This BBC series is set in the Shetland Islands off the northeast coat of Scotland. It tells the story of a small police department investigating crimes on the sparsely populated islands where everyone pretty much knows everyone else. I found the series to be quite gripping, even though the murder plots did not quite satisfy me, having some serious implausibilities. The first two seasons consist of four two-hour episodes based on books by Ann Cleeves and the third season consists of a single six-hour story that was written by others using the same characters. It is in the portrayals of the gritty life of the people that the series has its strength.
One thing that is almost a character in itself is the scenery of the islands. It has a kind of beautiful bleakness. The small islands consist of open moors, completely devoid of all trees, whether due to the harsh climate (the islands are at a latitude of 60o, close to the Arctic Circle) or because like in much of England forests were ruthlessly cut down many years ago. It is strange to have an uninterrupted view of isolated houses pockmarking the distant hillsides. It feels like there is no privacy at all, in that if you step out of your house someone far away can see you.
Adding to that lack of privacy are the ubiquitous closed circuit cameras that the police have on almost every street and intersection in the towns, a feature that seems to be common in the UK. It is undoubtedly helpful in solving crimes because it enables the police to track activity around crimes scenes before, during, and after a crime is committed.

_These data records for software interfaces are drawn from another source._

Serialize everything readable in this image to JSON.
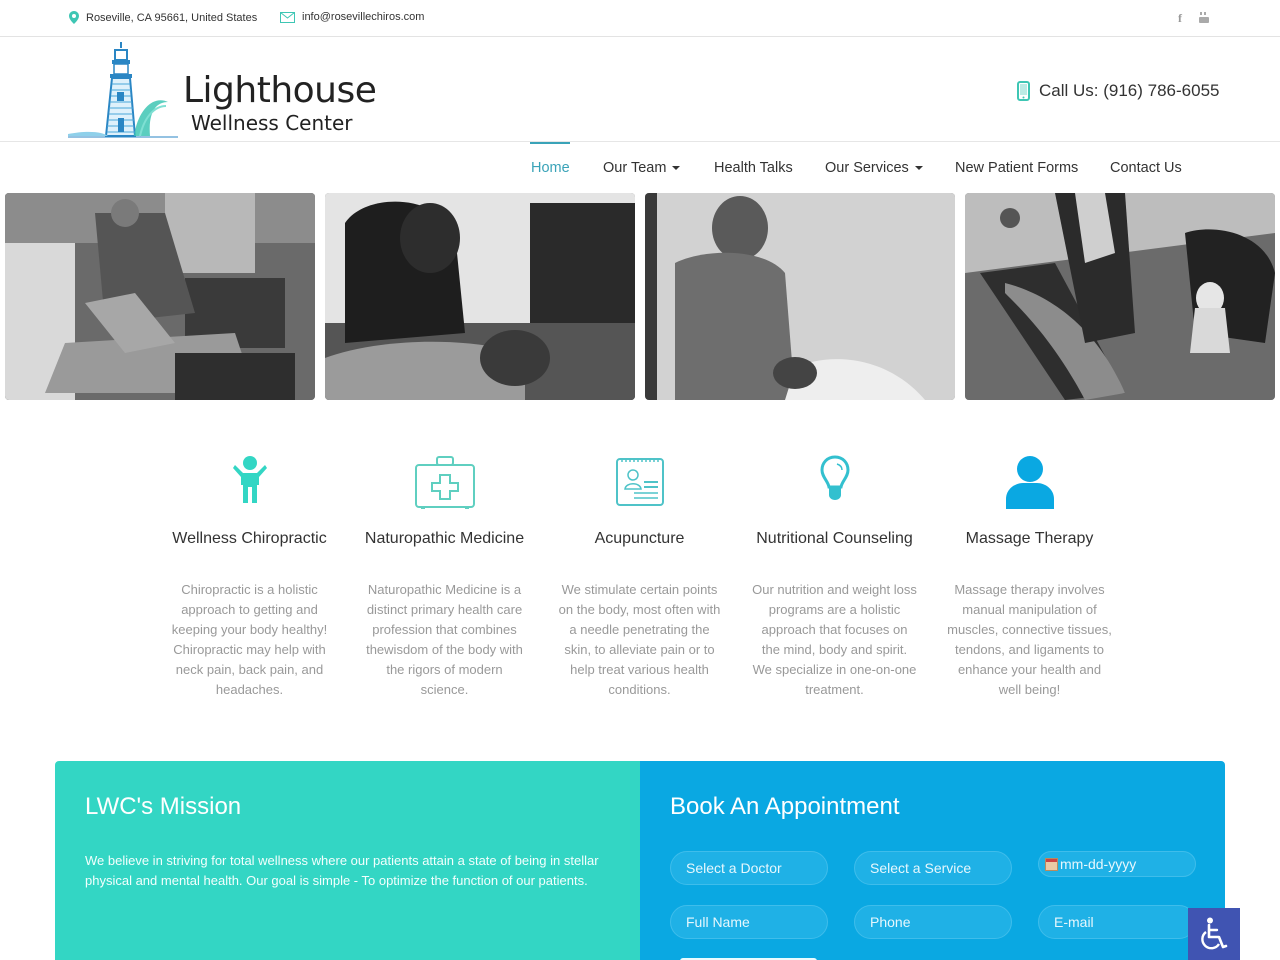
{
  "topbar": {
    "address": "Roseville, CA 95661, United States",
    "email": "info@rosevillechiros.com",
    "social": [
      {
        "name": "facebook",
        "glyph": "f"
      },
      {
        "name": "youtube",
        "glyph": "▣"
      }
    ]
  },
  "header": {
    "logo_title": "Lighthouse",
    "logo_subtitle": "Wellness Center",
    "call_label": "Call Us: (916) 786-6055"
  },
  "nav": {
    "items": [
      {
        "label": "Home",
        "active": true,
        "dropdown": false
      },
      {
        "label": "Our Team",
        "active": false,
        "dropdown": true
      },
      {
        "label": "Health Talks",
        "active": false,
        "dropdown": false
      },
      {
        "label": "Our Services",
        "active": false,
        "dropdown": true
      },
      {
        "label": "New Patient Forms",
        "active": false,
        "dropdown": false
      },
      {
        "label": "Contact Us",
        "active": false,
        "dropdown": false
      }
    ]
  },
  "photos": [
    {
      "alt": "Chiropractor adjusting patient's leg"
    },
    {
      "alt": "Practitioner pressing on patient's back"
    },
    {
      "alt": "Chiropractor adjusting patient's neck"
    },
    {
      "alt": "Practitioner adjusting patient while children watch"
    }
  ],
  "services": [
    {
      "icon": "child-icon",
      "title": "Wellness Chiropractic",
      "description": "Chiropractic is a holistic approach to getting and keeping your body healthy! Chiropractic may help with neck pain, back pain, and headaches."
    },
    {
      "icon": "medical-kit-icon",
      "title": "Naturopathic Medicine",
      "description": "Naturopathic Medicine is a distinct primary health care profession that combines thewisdom of the body with the rigors of modern science."
    },
    {
      "icon": "patient-chart-icon",
      "title": "Acupuncture",
      "description": "We stimulate certain points on the body, most often with a needle penetrating the skin, to alleviate pain or to help treat various health conditions."
    },
    {
      "icon": "lightbulb-icon",
      "title": "Nutritional Counseling",
      "description": "Our nutrition and weight loss programs are a holistic approach that focuses on the mind, body and spirit. We specialize in one-on-one treatment."
    },
    {
      "icon": "person-icon",
      "title": "Massage Therapy",
      "description": "Massage therapy involves manual manipulation of muscles, connective tissues, tendons, and ligaments to enhance your health and well being!"
    }
  ],
  "mission": {
    "title": "LWC's Mission",
    "text": "We believe in striving for total wellness where our patients attain a state of being in stellar physical and mental health. Our goal is simple - To optimize the function of our patients."
  },
  "booking": {
    "title": "Book An Appointment",
    "doctor_select": "Select a Doctor",
    "service_select": "Select a Service",
    "date_placeholder": "mm-dd-yyyy",
    "name_placeholder": "Full Name",
    "phone_placeholder": "Phone",
    "email_placeholder": "E-mail"
  },
  "colors": {
    "accent_teal": "#33d6c4",
    "accent_blue": "#0aa8e2",
    "nav_active": "#3aa3b8",
    "accessibility": "#4054b2"
  }
}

One of the features of show is the strong Scottish accent and the use of an unfamiliar dialect. While most of them did not go full Robert Burns, I had enough trouble understanding some that it was a relief to turn on English subtitles.
Here’s the trailer.